[[ STUDY MATERIAL open ]]

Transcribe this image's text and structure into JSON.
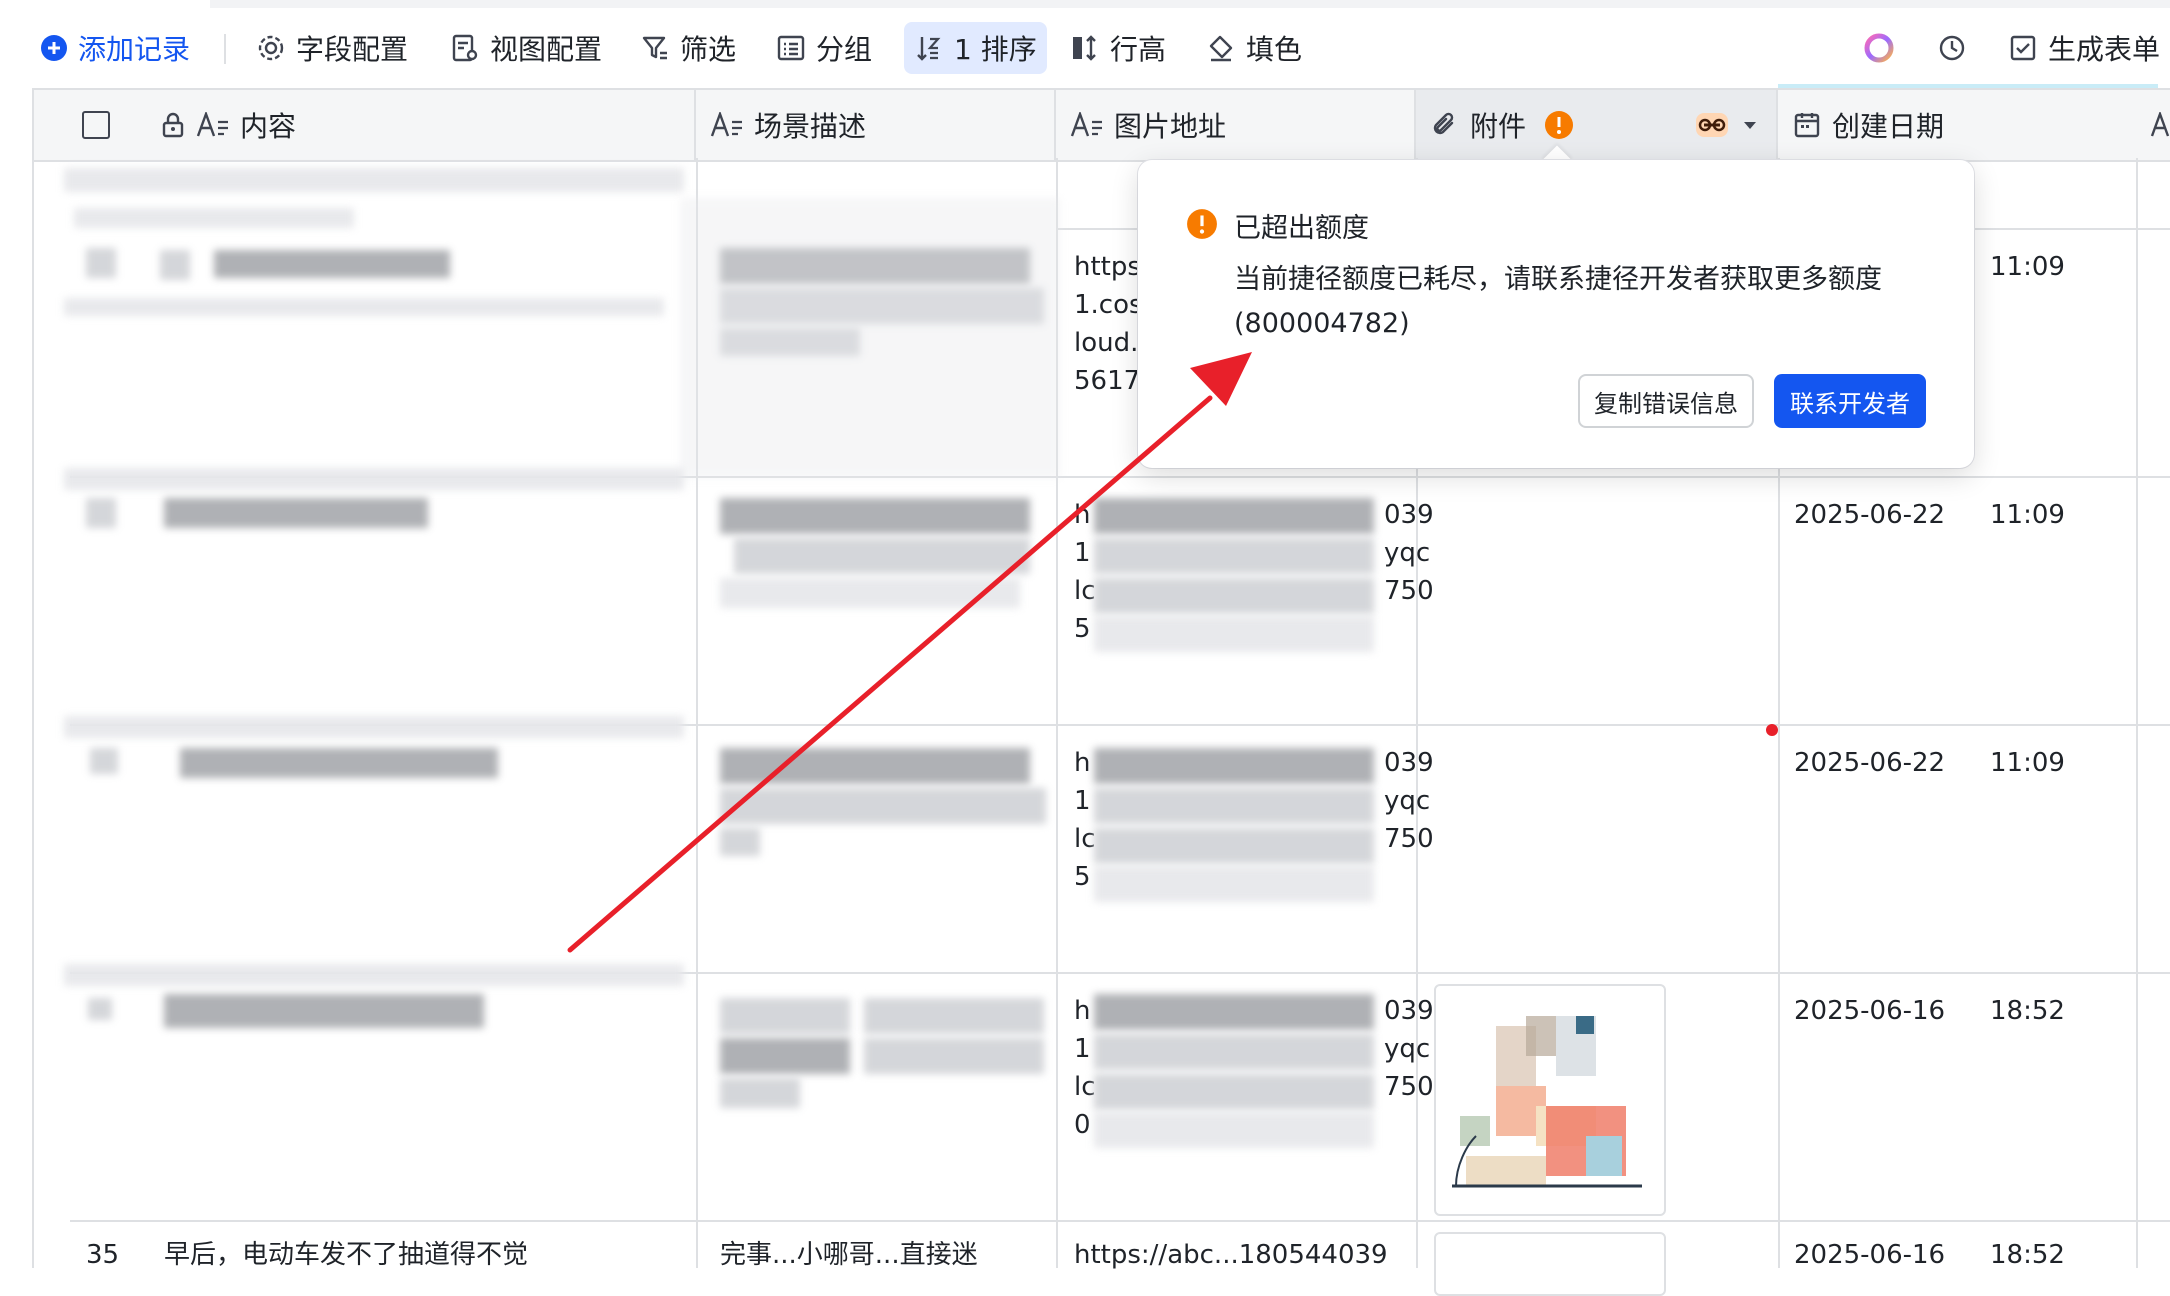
{
  "toolbar": {
    "add_record": "添加记录",
    "field_config": "字段配置",
    "view_config": "视图配置",
    "filter": "筛选",
    "group": "分组",
    "sort": "1 排序",
    "row_height": "行高",
    "fill_color": "填色",
    "generate_form": "生成表单"
  },
  "columns": {
    "content": "内容",
    "scene": "场景描述",
    "image_url": "图片地址",
    "attachment": "附件",
    "created": "创建日期"
  },
  "rows": [
    {
      "url_lines": [
        "https",
        "1.cos",
        "loud.c",
        "5617"
      ],
      "date": "",
      "time": "11:09"
    },
    {
      "url_suffix": [
        "039",
        "yqc",
        "750",
        ""
      ],
      "url_prefix": [
        "h",
        "1",
        "lc",
        "5"
      ],
      "date": "2025-06-22",
      "time": "11:09"
    },
    {
      "url_suffix": [
        "039",
        "yqc",
        "750",
        ""
      ],
      "url_prefix": [
        "h",
        "1",
        "lc",
        "5"
      ],
      "date": "2025-06-22",
      "time": "11:09"
    },
    {
      "url_suffix": [
        "039",
        "yqc",
        "750",
        ""
      ],
      "url_prefix": [
        "h",
        "1",
        "lc",
        "0"
      ],
      "date": "2025-06-16",
      "time": "18:52"
    }
  ],
  "partial_row": {
    "num": "35",
    "content": "早后，电动车发不了抽道得不觉",
    "scene": "完事...小哪哥...直接迷",
    "url": "https://abc...180544039",
    "date": "2025-06-16",
    "time": "18:52"
  },
  "popover": {
    "title": "已超出额度",
    "message": "当前捷径额度已耗尽，请联系捷径开发者获取更多额度 (800004782)",
    "copy_button": "复制错误信息",
    "contact_button": "联系开发者"
  },
  "colors": {
    "accent": "#1456f0",
    "warning": "#f77b00",
    "arrow": "#e8202a"
  }
}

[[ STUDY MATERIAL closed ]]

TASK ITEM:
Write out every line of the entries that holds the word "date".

EXPECTED OUTPUT:
      "date": "",
      "date": "2025-06-22",
      "date": "2025-06-22",
      "date": "2025-06-16",
    "date": "2025-06-16",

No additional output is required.